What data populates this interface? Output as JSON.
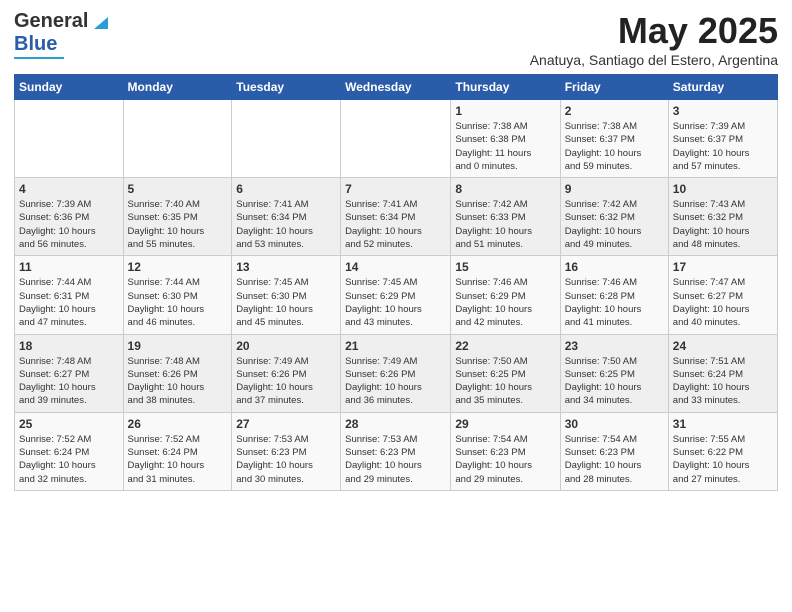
{
  "header": {
    "logo_general": "General",
    "logo_blue": "Blue",
    "month_title": "May 2025",
    "subtitle": "Anatuya, Santiago del Estero, Argentina"
  },
  "days_of_week": [
    "Sunday",
    "Monday",
    "Tuesday",
    "Wednesday",
    "Thursday",
    "Friday",
    "Saturday"
  ],
  "weeks": [
    [
      {
        "num": "",
        "info": ""
      },
      {
        "num": "",
        "info": ""
      },
      {
        "num": "",
        "info": ""
      },
      {
        "num": "",
        "info": ""
      },
      {
        "num": "1",
        "info": "Sunrise: 7:38 AM\nSunset: 6:38 PM\nDaylight: 11 hours\nand 0 minutes."
      },
      {
        "num": "2",
        "info": "Sunrise: 7:38 AM\nSunset: 6:37 PM\nDaylight: 10 hours\nand 59 minutes."
      },
      {
        "num": "3",
        "info": "Sunrise: 7:39 AM\nSunset: 6:37 PM\nDaylight: 10 hours\nand 57 minutes."
      }
    ],
    [
      {
        "num": "4",
        "info": "Sunrise: 7:39 AM\nSunset: 6:36 PM\nDaylight: 10 hours\nand 56 minutes."
      },
      {
        "num": "5",
        "info": "Sunrise: 7:40 AM\nSunset: 6:35 PM\nDaylight: 10 hours\nand 55 minutes."
      },
      {
        "num": "6",
        "info": "Sunrise: 7:41 AM\nSunset: 6:34 PM\nDaylight: 10 hours\nand 53 minutes."
      },
      {
        "num": "7",
        "info": "Sunrise: 7:41 AM\nSunset: 6:34 PM\nDaylight: 10 hours\nand 52 minutes."
      },
      {
        "num": "8",
        "info": "Sunrise: 7:42 AM\nSunset: 6:33 PM\nDaylight: 10 hours\nand 51 minutes."
      },
      {
        "num": "9",
        "info": "Sunrise: 7:42 AM\nSunset: 6:32 PM\nDaylight: 10 hours\nand 49 minutes."
      },
      {
        "num": "10",
        "info": "Sunrise: 7:43 AM\nSunset: 6:32 PM\nDaylight: 10 hours\nand 48 minutes."
      }
    ],
    [
      {
        "num": "11",
        "info": "Sunrise: 7:44 AM\nSunset: 6:31 PM\nDaylight: 10 hours\nand 47 minutes."
      },
      {
        "num": "12",
        "info": "Sunrise: 7:44 AM\nSunset: 6:30 PM\nDaylight: 10 hours\nand 46 minutes."
      },
      {
        "num": "13",
        "info": "Sunrise: 7:45 AM\nSunset: 6:30 PM\nDaylight: 10 hours\nand 45 minutes."
      },
      {
        "num": "14",
        "info": "Sunrise: 7:45 AM\nSunset: 6:29 PM\nDaylight: 10 hours\nand 43 minutes."
      },
      {
        "num": "15",
        "info": "Sunrise: 7:46 AM\nSunset: 6:29 PM\nDaylight: 10 hours\nand 42 minutes."
      },
      {
        "num": "16",
        "info": "Sunrise: 7:46 AM\nSunset: 6:28 PM\nDaylight: 10 hours\nand 41 minutes."
      },
      {
        "num": "17",
        "info": "Sunrise: 7:47 AM\nSunset: 6:27 PM\nDaylight: 10 hours\nand 40 minutes."
      }
    ],
    [
      {
        "num": "18",
        "info": "Sunrise: 7:48 AM\nSunset: 6:27 PM\nDaylight: 10 hours\nand 39 minutes."
      },
      {
        "num": "19",
        "info": "Sunrise: 7:48 AM\nSunset: 6:26 PM\nDaylight: 10 hours\nand 38 minutes."
      },
      {
        "num": "20",
        "info": "Sunrise: 7:49 AM\nSunset: 6:26 PM\nDaylight: 10 hours\nand 37 minutes."
      },
      {
        "num": "21",
        "info": "Sunrise: 7:49 AM\nSunset: 6:26 PM\nDaylight: 10 hours\nand 36 minutes."
      },
      {
        "num": "22",
        "info": "Sunrise: 7:50 AM\nSunset: 6:25 PM\nDaylight: 10 hours\nand 35 minutes."
      },
      {
        "num": "23",
        "info": "Sunrise: 7:50 AM\nSunset: 6:25 PM\nDaylight: 10 hours\nand 34 minutes."
      },
      {
        "num": "24",
        "info": "Sunrise: 7:51 AM\nSunset: 6:24 PM\nDaylight: 10 hours\nand 33 minutes."
      }
    ],
    [
      {
        "num": "25",
        "info": "Sunrise: 7:52 AM\nSunset: 6:24 PM\nDaylight: 10 hours\nand 32 minutes."
      },
      {
        "num": "26",
        "info": "Sunrise: 7:52 AM\nSunset: 6:24 PM\nDaylight: 10 hours\nand 31 minutes."
      },
      {
        "num": "27",
        "info": "Sunrise: 7:53 AM\nSunset: 6:23 PM\nDaylight: 10 hours\nand 30 minutes."
      },
      {
        "num": "28",
        "info": "Sunrise: 7:53 AM\nSunset: 6:23 PM\nDaylight: 10 hours\nand 29 minutes."
      },
      {
        "num": "29",
        "info": "Sunrise: 7:54 AM\nSunset: 6:23 PM\nDaylight: 10 hours\nand 29 minutes."
      },
      {
        "num": "30",
        "info": "Sunrise: 7:54 AM\nSunset: 6:23 PM\nDaylight: 10 hours\nand 28 minutes."
      },
      {
        "num": "31",
        "info": "Sunrise: 7:55 AM\nSunset: 6:22 PM\nDaylight: 10 hours\nand 27 minutes."
      }
    ]
  ]
}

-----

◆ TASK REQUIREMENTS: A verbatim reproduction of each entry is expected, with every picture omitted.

◆ OUTPUT BELOW:
What data populates this interface? Output as JSON.
{
  "header": {
    "logo_general": "General",
    "logo_blue": "Blue",
    "month_title": "May 2025",
    "subtitle": "Anatuya, Santiago del Estero, Argentina"
  },
  "days_of_week": [
    "Sunday",
    "Monday",
    "Tuesday",
    "Wednesday",
    "Thursday",
    "Friday",
    "Saturday"
  ],
  "weeks": [
    [
      {
        "num": "",
        "info": ""
      },
      {
        "num": "",
        "info": ""
      },
      {
        "num": "",
        "info": ""
      },
      {
        "num": "",
        "info": ""
      },
      {
        "num": "1",
        "info": "Sunrise: 7:38 AM\nSunset: 6:38 PM\nDaylight: 11 hours\nand 0 minutes."
      },
      {
        "num": "2",
        "info": "Sunrise: 7:38 AM\nSunset: 6:37 PM\nDaylight: 10 hours\nand 59 minutes."
      },
      {
        "num": "3",
        "info": "Sunrise: 7:39 AM\nSunset: 6:37 PM\nDaylight: 10 hours\nand 57 minutes."
      }
    ],
    [
      {
        "num": "4",
        "info": "Sunrise: 7:39 AM\nSunset: 6:36 PM\nDaylight: 10 hours\nand 56 minutes."
      },
      {
        "num": "5",
        "info": "Sunrise: 7:40 AM\nSunset: 6:35 PM\nDaylight: 10 hours\nand 55 minutes."
      },
      {
        "num": "6",
        "info": "Sunrise: 7:41 AM\nSunset: 6:34 PM\nDaylight: 10 hours\nand 53 minutes."
      },
      {
        "num": "7",
        "info": "Sunrise: 7:41 AM\nSunset: 6:34 PM\nDaylight: 10 hours\nand 52 minutes."
      },
      {
        "num": "8",
        "info": "Sunrise: 7:42 AM\nSunset: 6:33 PM\nDaylight: 10 hours\nand 51 minutes."
      },
      {
        "num": "9",
        "info": "Sunrise: 7:42 AM\nSunset: 6:32 PM\nDaylight: 10 hours\nand 49 minutes."
      },
      {
        "num": "10",
        "info": "Sunrise: 7:43 AM\nSunset: 6:32 PM\nDaylight: 10 hours\nand 48 minutes."
      }
    ],
    [
      {
        "num": "11",
        "info": "Sunrise: 7:44 AM\nSunset: 6:31 PM\nDaylight: 10 hours\nand 47 minutes."
      },
      {
        "num": "12",
        "info": "Sunrise: 7:44 AM\nSunset: 6:30 PM\nDaylight: 10 hours\nand 46 minutes."
      },
      {
        "num": "13",
        "info": "Sunrise: 7:45 AM\nSunset: 6:30 PM\nDaylight: 10 hours\nand 45 minutes."
      },
      {
        "num": "14",
        "info": "Sunrise: 7:45 AM\nSunset: 6:29 PM\nDaylight: 10 hours\nand 43 minutes."
      },
      {
        "num": "15",
        "info": "Sunrise: 7:46 AM\nSunset: 6:29 PM\nDaylight: 10 hours\nand 42 minutes."
      },
      {
        "num": "16",
        "info": "Sunrise: 7:46 AM\nSunset: 6:28 PM\nDaylight: 10 hours\nand 41 minutes."
      },
      {
        "num": "17",
        "info": "Sunrise: 7:47 AM\nSunset: 6:27 PM\nDaylight: 10 hours\nand 40 minutes."
      }
    ],
    [
      {
        "num": "18",
        "info": "Sunrise: 7:48 AM\nSunset: 6:27 PM\nDaylight: 10 hours\nand 39 minutes."
      },
      {
        "num": "19",
        "info": "Sunrise: 7:48 AM\nSunset: 6:26 PM\nDaylight: 10 hours\nand 38 minutes."
      },
      {
        "num": "20",
        "info": "Sunrise: 7:49 AM\nSunset: 6:26 PM\nDaylight: 10 hours\nand 37 minutes."
      },
      {
        "num": "21",
        "info": "Sunrise: 7:49 AM\nSunset: 6:26 PM\nDaylight: 10 hours\nand 36 minutes."
      },
      {
        "num": "22",
        "info": "Sunrise: 7:50 AM\nSunset: 6:25 PM\nDaylight: 10 hours\nand 35 minutes."
      },
      {
        "num": "23",
        "info": "Sunrise: 7:50 AM\nSunset: 6:25 PM\nDaylight: 10 hours\nand 34 minutes."
      },
      {
        "num": "24",
        "info": "Sunrise: 7:51 AM\nSunset: 6:24 PM\nDaylight: 10 hours\nand 33 minutes."
      }
    ],
    [
      {
        "num": "25",
        "info": "Sunrise: 7:52 AM\nSunset: 6:24 PM\nDaylight: 10 hours\nand 32 minutes."
      },
      {
        "num": "26",
        "info": "Sunrise: 7:52 AM\nSunset: 6:24 PM\nDaylight: 10 hours\nand 31 minutes."
      },
      {
        "num": "27",
        "info": "Sunrise: 7:53 AM\nSunset: 6:23 PM\nDaylight: 10 hours\nand 30 minutes."
      },
      {
        "num": "28",
        "info": "Sunrise: 7:53 AM\nSunset: 6:23 PM\nDaylight: 10 hours\nand 29 minutes."
      },
      {
        "num": "29",
        "info": "Sunrise: 7:54 AM\nSunset: 6:23 PM\nDaylight: 10 hours\nand 29 minutes."
      },
      {
        "num": "30",
        "info": "Sunrise: 7:54 AM\nSunset: 6:23 PM\nDaylight: 10 hours\nand 28 minutes."
      },
      {
        "num": "31",
        "info": "Sunrise: 7:55 AM\nSunset: 6:22 PM\nDaylight: 10 hours\nand 27 minutes."
      }
    ]
  ]
}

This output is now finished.